He injected the local anesthetic. “We’re lucky he’s still postictal; otherwise, we’d have a real fight on our hands,” Dr. Choy said as he looked up at the nurse standing opposite him over Conner. “This local anesthetic burns. It’s usually the most uncomfortable part of the whole procedure, you know.”
He placed the anesthetic syringe down on the tray and picked up the spinal needle. That needle could look a foot long to a patient, but it measured less than four inches. He pushed the sharp tip into the numbed skin, confirmed that his aim was correct and then pressed the needle deeper. It slid smoothly into Conner’s back.

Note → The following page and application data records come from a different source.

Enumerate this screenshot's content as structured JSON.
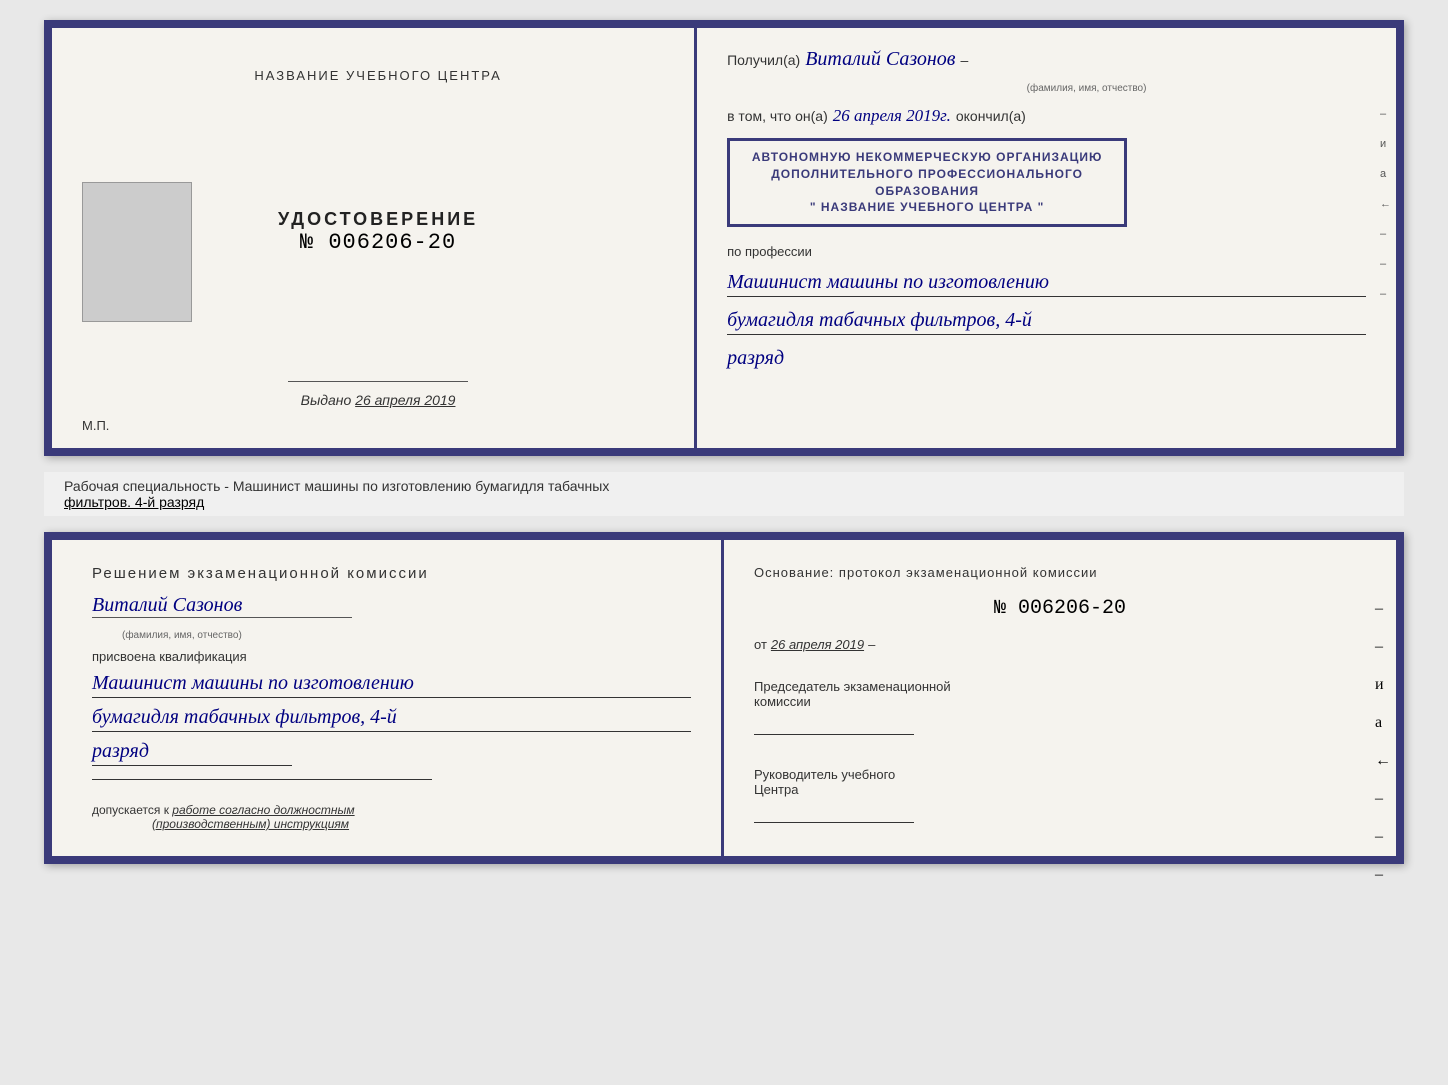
{
  "diploma": {
    "left": {
      "center_title": "НАЗВАНИЕ УЧЕБНОГО ЦЕНТРА",
      "udostoverenie": "УДОСТОВЕРЕНИЕ",
      "number": "№ 006206-20",
      "vydano_label": "Выдано",
      "vydano_date": "26 апреля 2019",
      "mp_label": "М.П."
    },
    "right": {
      "poluchil_prefix": "Получил(а)",
      "poluchil_name": "Виталий Сазонов",
      "poluchil_sub": "(фамилия, имя, отчество)",
      "vtom_prefix": "в том, что он(а)",
      "vtom_date": "26 апреля 2019г.",
      "okonchil": "окончил(а)",
      "stamp_line1": "АВТОНОМНУЮ НЕКОММЕРЧЕСКУЮ ОРГАНИЗАЦИЮ",
      "stamp_line2": "ДОПОЛНИТЕЛЬНОГО ПРОФЕССИОНАЛЬНОГО ОБРАЗОВАНИЯ",
      "stamp_line3": "\" НАЗВАНИЕ УЧЕБНОГО ЦЕНТРА \"",
      "poprofessii": "по профессии",
      "professiya_line1": "Машинист машины по изготовлению",
      "professiya_line2": "бумагидля табачных фильтров, 4-й",
      "professiya_line3": "разряд"
    },
    "side_labels": [
      "–",
      "и",
      "а",
      "←",
      "–",
      "–",
      "–"
    ]
  },
  "annotation": {
    "text_normal": "Рабочая специальность - Машинист машины по изготовлению бумагидля табачных",
    "text_underline": "фильтров. 4-й разряд"
  },
  "bottom": {
    "left": {
      "komissia_title": "Решением  экзаменационной  комиссии",
      "name": "Виталий Сазонов",
      "name_sub": "(фамилия, имя, отчество)",
      "prisvoena": "присвоена квалификация",
      "kval_line1": "Машинист машины по изготовлению",
      "kval_line2": "бумагидля табачных фильтров, 4-й",
      "kval_line3": "разряд",
      "dopuskaetsya": "допускается к",
      "dopusk_italic": "работе согласно должностным",
      "dopusk_italic2": "(производственным) инструкциям"
    },
    "right": {
      "osnovanie": "Основание:  протокол  экзаменационной  комиссии",
      "number": "№  006206-20",
      "ot_prefix": "от",
      "ot_date": "26 апреля 2019",
      "predsedatel_line1": "Председатель экзаменационной",
      "predsedatel_line2": "комиссии",
      "rukovoditel_line1": "Руководитель учебного",
      "rukovoditel_line2": "Центра"
    },
    "side_labels": [
      "–",
      "–",
      "и",
      "а",
      "←",
      "–",
      "–",
      "–"
    ]
  }
}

Dr. Choy took a deep breath. No movement, no cries, no moans from his patient. At least I haven’t hit bone yet, he thought. The doctor pushed the needle deeper until he felt the reassuring “pop” as it penetrated the thick, fibrous ligamentum flavum membrane that enclosed the spinal canal. He pulled out the hollow needle’s stylet. Colorless, clear cerebrospinal fluid immediately dripped out the end of the now-empty, hollow-bored spinal needle. The tension in the doctor’s shoulders dissolved as these welcome first drops fell onto a towel he had placed on the floor for this purpose.
He attached a long, thin measure-marked plastic manometer tube to the end of the needle and watched the colorless fluid climb slowly up the tube. The surface of the fluid undulated up and down slightly with each of Conner’s breaths. The fluid level finally stopped rising at the 140-millimeter mark; the pressure in the cranial cavity and spine was normal.
Samuel Choy mused at the similarities between spinal fluid and seawater as he watched the fluid: both liquids shared the same chemistry. This fact had fascinated him ever since medical school.
And, he recalled his grandmother’s sea stories. Grandma Liu grew up along the Pearl River in southern China. Her pet cormorant was trained to dive for fish for the family to eat and to sell. With her funny laugh and with a gesture of fingers around her throat, she had described how a tight ring around the bird’s throat prevented it from making the fish its own meal. He loved her stories from China.
The nurse broke his reverie from the opposite side of the bed. “If I ever need a spinal tap, Dr. Choy, I want you to do it.” His weak smile masked the pleasure he felt at the compliment.
He removed the manometer and placed a collection tube under the end of the needle. A few drops splashed onto his clogs. “The fluid looks clear. Good. It’s unlikely Conner has an infection,” he said to her. He collected three tubes of spinal fluid for testing. Then he pulled the long spinal needle out of the boy’s back.
“I’ll take the vials down to the laboratory. You won’t need me now, will you?”
“No. I have everything under control here. The orders are written. Go ahead.” He nodded at her, and she left.
Dr. Choy turned Conner onto his belly. He observed a red drop oozing at the puncture site. He wiped it away and washed off the antiseptic solution from the boy’s back with a damp towel warmed under the spout at the nearby sink. Then he dried the skin and placed a Band-Aid over the puncture, retied Conner’s hospital gown and rolled the boy onto his back. “We’re all done, Conner.”
Conner stared up with uncomprehending eyes.
Dr. Choy covered him with the blanket and snapped the bed’s guardrails back into place.
Lance Fogan, M.D. is Clinical Professor of Neurology at the David Geffen School of Medicine at UCLA. “DINGS” is his first novel. It is a mother’s dramatic story that teaches epilepsy, now available in eBook, audiobook and soft cover editions.